Hand holding hearing protection earmuffs that can prevent hearing loss.

Chances are you’ve already noticed that you don’t hear as well as you once did. In most cases, we don’t even recognize that our choices are negatively affecting our hearing.

With a few basic lifestyle changes, many kinds of hearing loss can be avoided. What follows are 6 secrets that will help you maintain your hearing.

1. Regulate Your Blood Pressure

Consistently high blood pressure is not okay. A study found that individuals with higher than-average blood pressure are 52% more likely to have hearing loss, not to mention other health issues.

Take steps to reduce your blood pressure and prevent hearing damage. Don’t dismiss high blood pressure or wait to consult a doctor. Following your doctor’s guidance, managing stress, eating a healthy diet, and getting regular exercise are all parts of blood pressure management.

2. Stop Smoking

There are plenty of reasons to quit smoking, here’s another: Hearing loss is 15% more likely to affect smokers. What’s even more alarming is that there’s a 28% higher chance of someone experiencing hearing issues if they are frequently subjected to second-hand smoke. Even if you go away from the room, smoke hangs around for long periods of time with hazardous consequences.

Consider safeguarding your hearing, if you’re a smoker, by quitting. Take steps to decrease your exposure to second-hand smoke if you hang out around a smoker.

3. Manage Your Diabetes

Diabetes or pre-diabetes impacts one in four adults. Unless they make some serious lifestyle changes, someone who is pre-diabetic will probably develop diabetes within 5 years.

Blood vessels that are injured by high blood sugar don’t effectively transport nutrients. A diabetic person is more than two times as likely to cope with hearing loss compared to a non-diabetic individual.

If you have diabetes, take the steps necessary to correctly manage it. If you are at risk of developing type 2 diabetes, protect your hearing by making lifestyle changes to prevent it.

4. Lose Some Weight

This isn’t about body image or feeling great about yourself. It’s about your health. As your Body Mass Index (BMI) goes up, so does your possibility of hearing loss and other health conditions. The chance of developing hearing loss goes up by 17% for a mildly obese woman with a BMI of 30 to 34. For an individual with a BMI of 40 (moderate obesity), the risk goes up to 25%.
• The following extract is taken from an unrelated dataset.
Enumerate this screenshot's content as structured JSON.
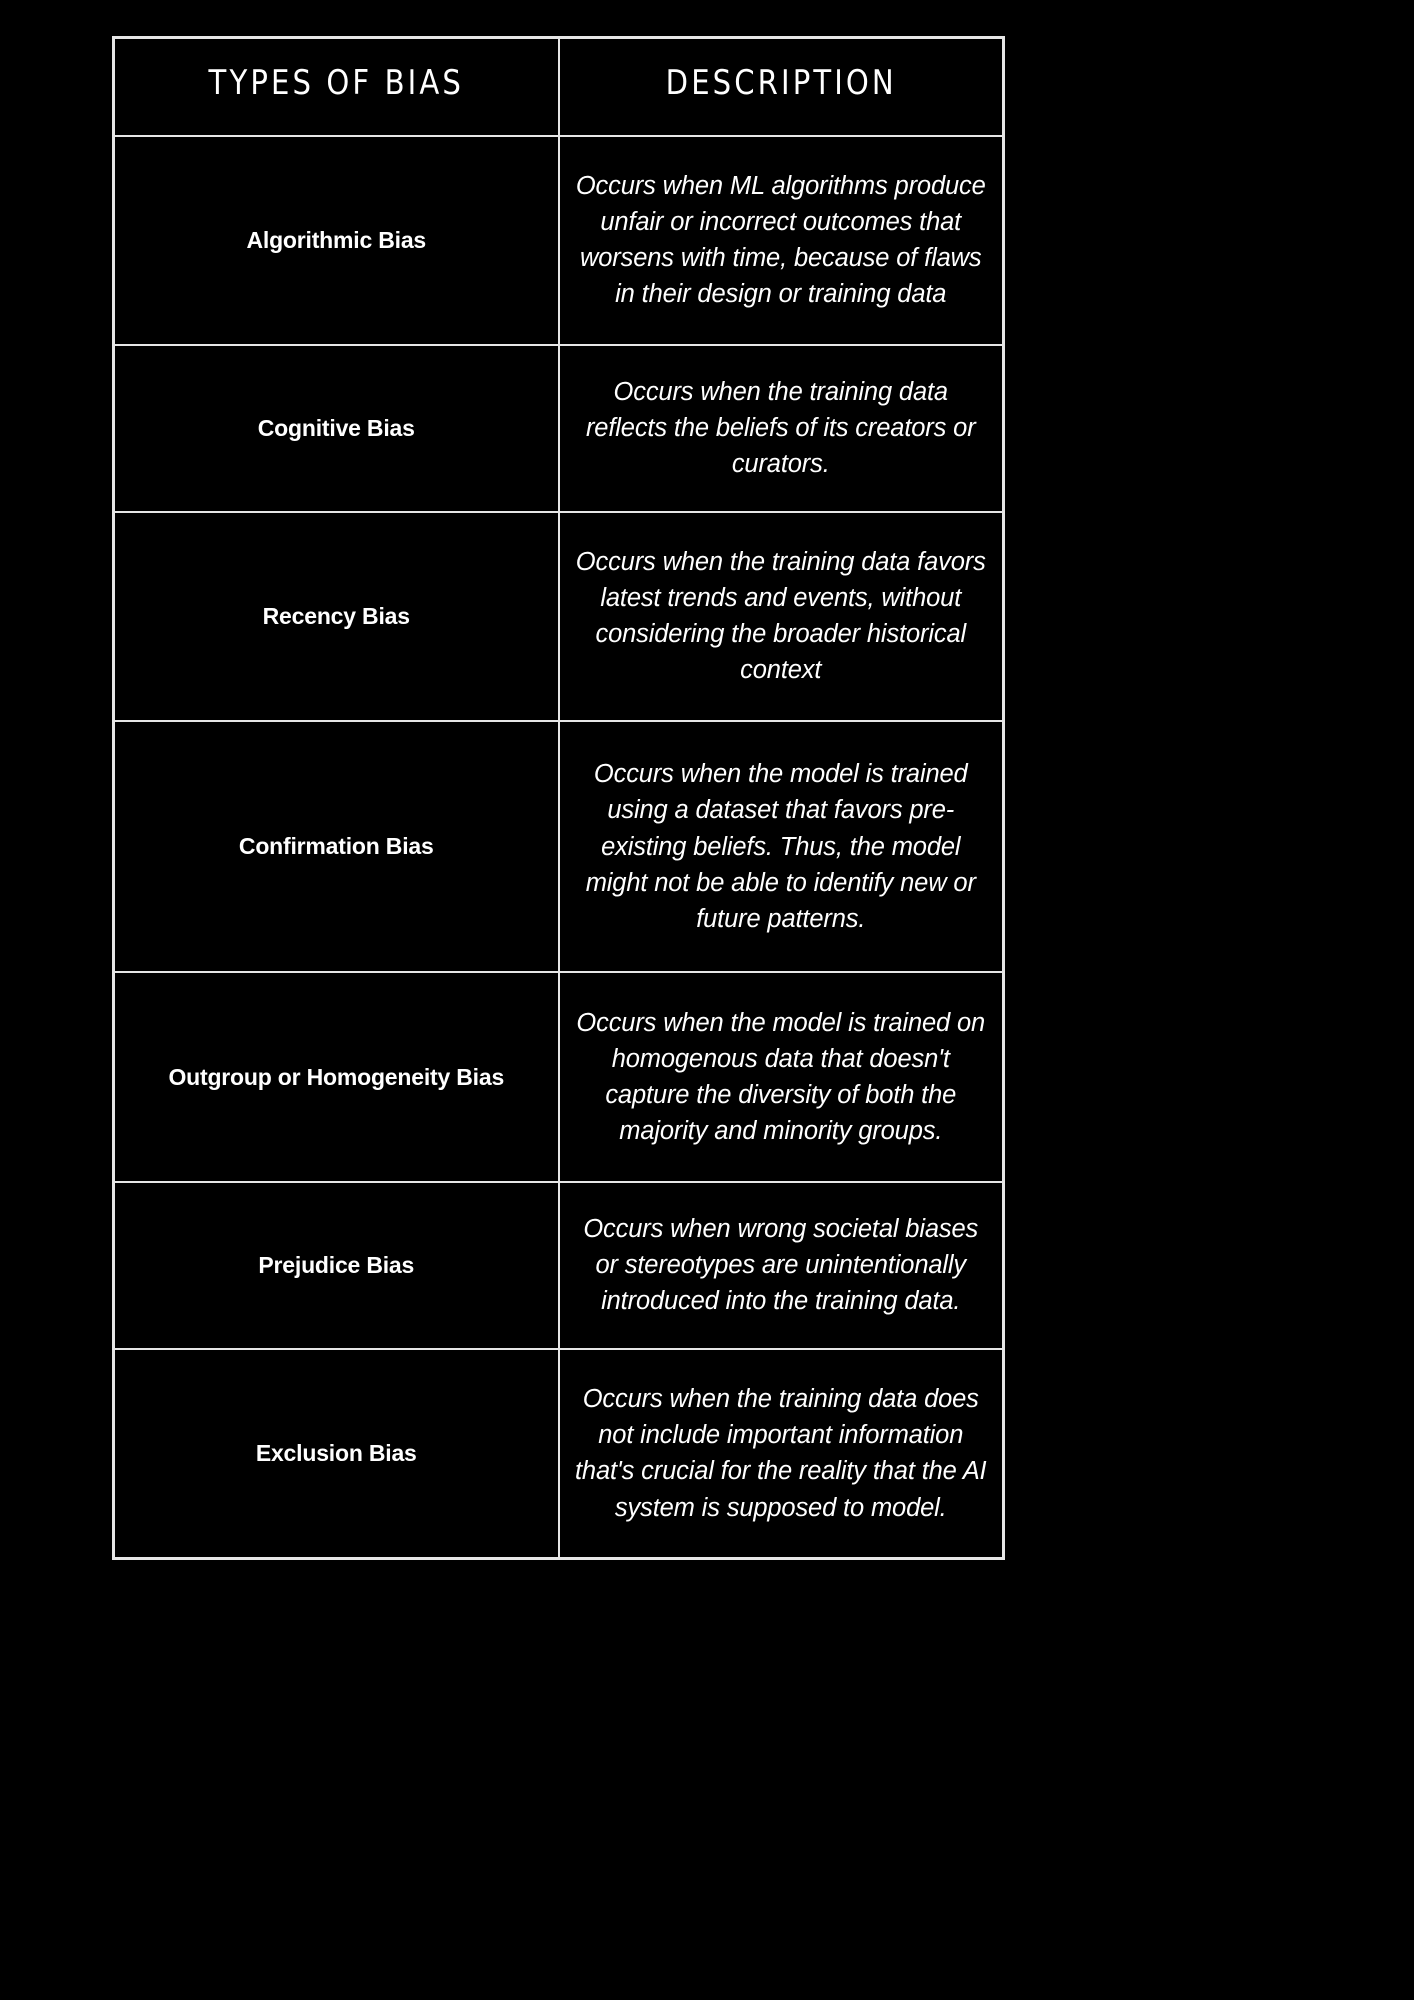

Take measures to lose that excess weight. Your life can be prolonged and your hearing can be safeguarded by something as simple as walking for 30 minutes every day.

5. OTC Medicines Shouldn’t be Overused

Certain over-the-counter (OTC) medications can result in hearing loss. The more frequently these drugs are used over a prolonged period of time, the higher the risk.

Typical over-the-counter medicines that affect hearing include aspirin, NSAIDs (like naproxen, ibuprofen), and acetaminophen. Use these medicines in moderation and only with your doctor’s guidance if you need to take them more frequently.

If you’re taking the suggested dose for the periodic headache, studies indicate you’ll probably be fine. Using them every day, however, increases the risk of hearing loss by up to 40% for men.

Always follow your doctor’s advice. Your doctor may be able to suggest some lifestyle changes that will reduce your dependence on these medicines if you are using them every day.

6. Eat More Broccoli

Broccoli is high in nutrients and vitamins including C and K and also has lots of iron. Iron is essential to blood circulation and a healthy heart. Nutrients and oxygen are transported to your cells which helps keep them nourished and healthy and iron is a major part of this process.

For vegetarians or individuals who don’t eat much meat, eating a sufficient amount of plant-based iron is important. You’re more likely to be iron deficient because the iron found in plants is less bioavailable than the iron found in meat.

More than 300,000 individuals were examined by Pennsylvania State University. The researchers determined participants with anemia (extreme iron deficiency) were two times as likely to experience sensorineural hearing loss as those without the condition. Sensorineural hearing loss is the scientific term for irreversible hearing loss associated with aging.

Sound is picked up and sent to the brain by fragile little hairs in the inner ear which vibrate with the volume and frequency of that sound. If these hair cells die due to poor circulation or other concerns arising from iron deficiency, they won’t grow back.

You’re never too young to have your hearing examined, so don’t wait until it gets worse. Apply these steps to your life and reduce hearing loss.